## [Required work]
Once the pictures are set aside, retype the remaining entries exactly.

Data extracted from a collection
<<<<
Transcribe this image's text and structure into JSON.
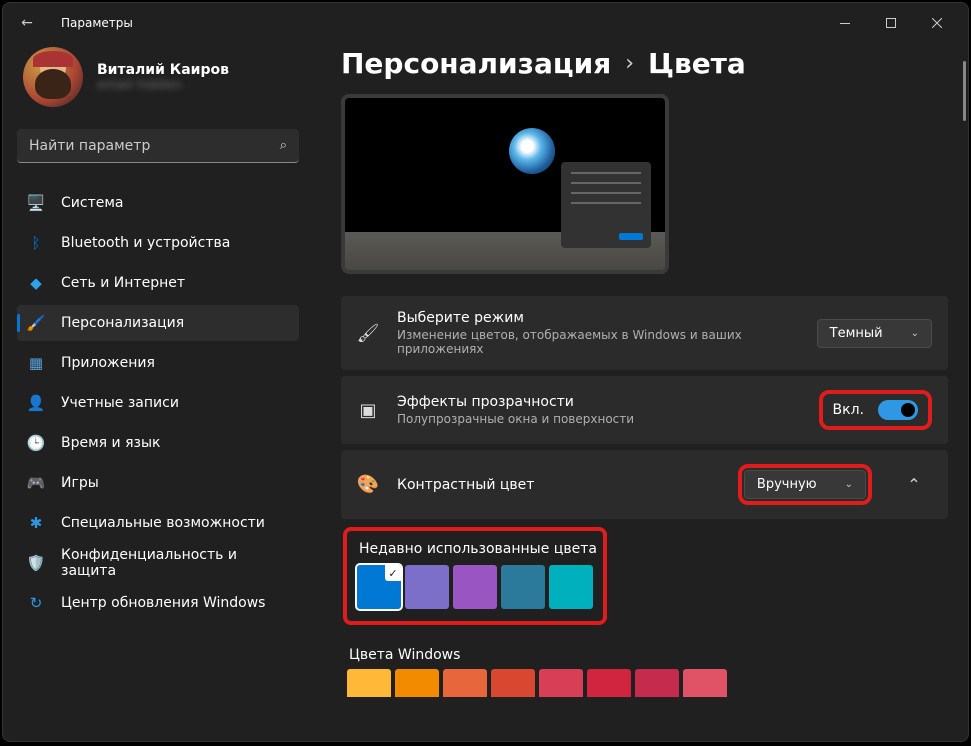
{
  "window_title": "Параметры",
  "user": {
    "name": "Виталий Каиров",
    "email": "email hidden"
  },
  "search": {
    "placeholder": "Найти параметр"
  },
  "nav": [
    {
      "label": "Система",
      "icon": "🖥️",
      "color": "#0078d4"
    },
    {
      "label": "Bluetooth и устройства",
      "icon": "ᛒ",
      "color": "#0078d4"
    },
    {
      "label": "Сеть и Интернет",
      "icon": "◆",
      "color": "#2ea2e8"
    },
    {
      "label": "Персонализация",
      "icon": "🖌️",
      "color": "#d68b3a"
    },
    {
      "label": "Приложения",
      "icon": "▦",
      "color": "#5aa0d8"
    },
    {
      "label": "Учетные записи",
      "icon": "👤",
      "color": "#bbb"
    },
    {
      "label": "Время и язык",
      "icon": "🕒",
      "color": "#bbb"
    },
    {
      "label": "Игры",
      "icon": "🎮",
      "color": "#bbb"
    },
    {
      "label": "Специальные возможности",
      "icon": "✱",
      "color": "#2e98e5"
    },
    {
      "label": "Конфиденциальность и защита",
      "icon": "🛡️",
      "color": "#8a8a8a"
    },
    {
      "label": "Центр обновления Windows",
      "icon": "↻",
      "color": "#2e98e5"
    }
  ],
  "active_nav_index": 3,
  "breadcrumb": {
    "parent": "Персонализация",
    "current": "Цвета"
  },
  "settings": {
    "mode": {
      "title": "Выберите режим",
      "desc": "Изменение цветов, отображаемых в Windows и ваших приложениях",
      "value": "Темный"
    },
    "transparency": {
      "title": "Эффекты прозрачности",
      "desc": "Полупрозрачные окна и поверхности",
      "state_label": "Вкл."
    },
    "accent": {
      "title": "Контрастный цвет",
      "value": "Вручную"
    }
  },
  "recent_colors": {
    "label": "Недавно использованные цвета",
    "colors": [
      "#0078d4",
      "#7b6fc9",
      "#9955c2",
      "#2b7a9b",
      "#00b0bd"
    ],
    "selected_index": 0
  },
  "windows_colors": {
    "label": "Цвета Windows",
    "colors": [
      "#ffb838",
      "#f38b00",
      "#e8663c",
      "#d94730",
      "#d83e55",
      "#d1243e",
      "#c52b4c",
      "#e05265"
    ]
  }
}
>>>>
## [Task answer]
Transcribe this image's text and structure into JSON.
{
  "window_title": "Параметры",
  "user": {
    "name": "Виталий Каиров",
    "email": "email hidden"
  },
  "search": {
    "placeholder": "Найти параметр"
  },
  "nav": [
    {
      "label": "Система",
      "icon": "🖥️",
      "color": "#0078d4"
    },
    {
      "label": "Bluetooth и устройства",
      "icon": "ᛒ",
      "color": "#0078d4"
    },
    {
      "label": "Сеть и Интернет",
      "icon": "◆",
      "color": "#2ea2e8"
    },
    {
      "label": "Персонализация",
      "icon": "🖌️",
      "color": "#d68b3a"
    },
    {
      "label": "Приложения",
      "icon": "▦",
      "color": "#5aa0d8"
    },
    {
      "label": "Учетные записи",
      "icon": "👤",
      "color": "#bbb"
    },
    {
      "label": "Время и язык",
      "icon": "🕒",
      "color": "#bbb"
    },
    {
      "label": "Игры",
      "icon": "🎮",
      "color": "#bbb"
    },
    {
      "label": "Специальные возможности",
      "icon": "✱",
      "color": "#2e98e5"
    },
    {
      "label": "Конфиденциальность и защита",
      "icon": "🛡️",
      "color": "#8a8a8a"
    },
    {
      "label": "Центр обновления Windows",
      "icon": "↻",
      "color": "#2e98e5"
    }
  ],
  "active_nav_index": 3,
  "breadcrumb": {
    "parent": "Персонализация",
    "current": "Цвета"
  },
  "settings": {
    "mode": {
      "title": "Выберите режим",
      "desc": "Изменение цветов, отображаемых в Windows и ваших приложениях",
      "value": "Темный"
    },
    "transparency": {
      "title": "Эффекты прозрачности",
      "desc": "Полупрозрачные окна и поверхности",
      "state_label": "Вкл."
    },
    "accent": {
      "title": "Контрастный цвет",
      "value": "Вручную"
    }
  },
  "recent_colors": {
    "label": "Недавно использованные цвета",
    "colors": [
      "#0078d4",
      "#7b6fc9",
      "#9955c2",
      "#2b7a9b",
      "#00b0bd"
    ],
    "selected_index": 0
  },
  "windows_colors": {
    "label": "Цвета Windows",
    "colors": [
      "#ffb838",
      "#f38b00",
      "#e8663c",
      "#d94730",
      "#d83e55",
      "#d1243e",
      "#c52b4c",
      "#e05265"
    ]
  }
}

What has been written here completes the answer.